Exercise instructions:
Please repeat every entry that follows, keeping each one exactly the same.

Record extracts:
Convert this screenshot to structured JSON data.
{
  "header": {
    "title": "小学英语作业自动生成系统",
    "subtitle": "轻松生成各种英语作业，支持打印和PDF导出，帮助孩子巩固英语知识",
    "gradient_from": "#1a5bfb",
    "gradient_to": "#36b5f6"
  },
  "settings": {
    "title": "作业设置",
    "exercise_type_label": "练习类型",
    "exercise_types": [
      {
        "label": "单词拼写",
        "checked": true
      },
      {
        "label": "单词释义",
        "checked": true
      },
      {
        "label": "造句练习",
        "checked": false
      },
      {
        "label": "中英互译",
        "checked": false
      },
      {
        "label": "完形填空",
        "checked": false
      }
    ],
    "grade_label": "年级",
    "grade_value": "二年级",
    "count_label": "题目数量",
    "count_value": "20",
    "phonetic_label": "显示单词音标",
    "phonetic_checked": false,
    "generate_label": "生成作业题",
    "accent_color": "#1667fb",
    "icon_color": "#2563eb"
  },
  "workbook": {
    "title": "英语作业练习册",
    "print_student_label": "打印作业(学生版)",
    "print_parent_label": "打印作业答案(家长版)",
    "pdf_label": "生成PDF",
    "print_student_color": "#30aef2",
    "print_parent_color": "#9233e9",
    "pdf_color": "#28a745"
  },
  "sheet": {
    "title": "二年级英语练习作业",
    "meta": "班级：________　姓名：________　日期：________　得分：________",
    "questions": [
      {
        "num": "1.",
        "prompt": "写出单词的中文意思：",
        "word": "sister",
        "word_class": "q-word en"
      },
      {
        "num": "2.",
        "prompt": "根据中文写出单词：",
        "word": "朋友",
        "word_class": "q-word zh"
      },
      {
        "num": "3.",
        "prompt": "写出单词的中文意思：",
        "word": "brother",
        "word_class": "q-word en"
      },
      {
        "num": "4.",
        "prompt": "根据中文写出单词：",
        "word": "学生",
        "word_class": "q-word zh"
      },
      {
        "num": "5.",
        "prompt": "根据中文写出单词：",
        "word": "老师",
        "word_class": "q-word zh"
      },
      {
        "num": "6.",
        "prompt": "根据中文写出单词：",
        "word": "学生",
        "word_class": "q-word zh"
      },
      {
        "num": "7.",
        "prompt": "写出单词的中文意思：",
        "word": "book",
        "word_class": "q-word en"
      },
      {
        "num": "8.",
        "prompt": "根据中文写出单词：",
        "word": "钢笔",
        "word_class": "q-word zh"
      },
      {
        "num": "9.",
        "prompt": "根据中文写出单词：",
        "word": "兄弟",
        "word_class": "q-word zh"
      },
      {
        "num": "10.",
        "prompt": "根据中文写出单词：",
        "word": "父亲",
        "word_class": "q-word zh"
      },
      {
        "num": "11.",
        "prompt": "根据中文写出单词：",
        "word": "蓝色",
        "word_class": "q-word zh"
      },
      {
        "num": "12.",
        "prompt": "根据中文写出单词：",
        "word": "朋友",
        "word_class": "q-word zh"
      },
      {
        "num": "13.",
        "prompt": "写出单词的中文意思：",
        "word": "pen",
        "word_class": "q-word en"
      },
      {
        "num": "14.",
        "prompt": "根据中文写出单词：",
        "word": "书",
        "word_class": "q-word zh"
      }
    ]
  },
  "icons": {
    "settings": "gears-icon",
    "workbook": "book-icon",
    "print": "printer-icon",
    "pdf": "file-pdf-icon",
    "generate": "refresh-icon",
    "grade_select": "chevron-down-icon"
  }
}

Answer space:
Convert this screenshot to structured JSON data.
{
  "header": {
    "title": "小学英语作业自动生成系统",
    "subtitle": "轻松生成各种英语作业，支持打印和PDF导出，帮助孩子巩固英语知识",
    "gradient_from": "#1a5bfb",
    "gradient_to": "#36b5f6"
  },
  "settings": {
    "title": "作业设置",
    "exercise_type_label": "练习类型",
    "exercise_types": [
      {
        "label": "单词拼写",
        "checked": true
      },
      {
        "label": "单词释义",
        "checked": true
      },
      {
        "label": "造句练习",
        "checked": false
      },
      {
        "label": "中英互译",
        "checked": false
      },
      {
        "label": "完形填空",
        "checked": false
      }
    ],
    "grade_label": "年级",
    "grade_value": "二年级",
    "count_label": "题目数量",
    "count_value": "20",
    "phonetic_label": "显示单词音标",
    "phonetic_checked": false,
    "generate_label": "生成作业题",
    "accent_color": "#1667fb",
    "icon_color": "#2563eb"
  },
  "workbook": {
    "title": "英语作业练习册",
    "print_student_label": "打印作业(学生版)",
    "print_parent_label": "打印作业答案(家长版)",
    "pdf_label": "生成PDF",
    "print_student_color": "#30aef2",
    "print_parent_color": "#9233e9",
    "pdf_color": "#28a745"
  },
  "sheet": {
    "title": "二年级英语练习作业",
    "meta": "班级：________　姓名：________　日期：________　得分：________",
    "questions": [
      {
        "num": "1.",
        "prompt": "写出单词的中文意思：",
        "word": "sister",
        "word_class": "q-word en"
      },
      {
        "num": "2.",
        "prompt": "根据中文写出单词：",
        "word": "朋友",
        "word_class": "q-word zh"
      },
      {
        "num": "3.",
        "prompt": "写出单词的中文意思：",
        "word": "brother",
        "word_class": "q-word en"
      },
      {
        "num": "4.",
        "prompt": "根据中文写出单词：",
        "word": "学生",
        "word_class": "q-word zh"
      },
      {
        "num": "5.",
        "prompt": "根据中文写出单词：",
        "word": "老师",
        "word_class": "q-word zh"
      },
      {
        "num": "6.",
        "prompt": "根据中文写出单词：",
        "word": "学生",
        "word_class": "q-word zh"
      },
      {
        "num": "7.",
        "prompt": "写出单词的中文意思：",
        "word": "book",
        "word_class": "q-word en"
      },
      {
        "num": "8.",
        "prompt": "根据中文写出单词：",
        "word": "钢笔",
        "word_class": "q-word zh"
      },
      {
        "num": "9.",
        "prompt": "根据中文写出单词：",
        "word": "兄弟",
        "word_class": "q-word zh"
      },
      {
        "num": "10.",
        "prompt": "根据中文写出单词：",
        "word": "父亲",
        "word_class": "q-word zh"
      },
      {
        "num": "11.",
        "prompt": "根据中文写出单词：",
        "word": "蓝色",
        "word_class": "q-word zh"
      },
      {
        "num": "12.",
        "prompt": "根据中文写出单词：",
        "word": "朋友",
        "word_class": "q-word zh"
      },
      {
        "num": "13.",
        "prompt": "写出单词的中文意思：",
        "word": "pen",
        "word_class": "q-word en"
      },
      {
        "num": "14.",
        "prompt": "根据中文写出单词：",
        "word": "书",
        "word_class": "q-word zh"
      }
    ]
  },
  "icons": {
    "settings": "gears-icon",
    "workbook": "book-icon",
    "print": "printer-icon",
    "pdf": "file-pdf-icon",
    "generate": "refresh-icon",
    "grade_select": "chevron-down-icon"
  }
}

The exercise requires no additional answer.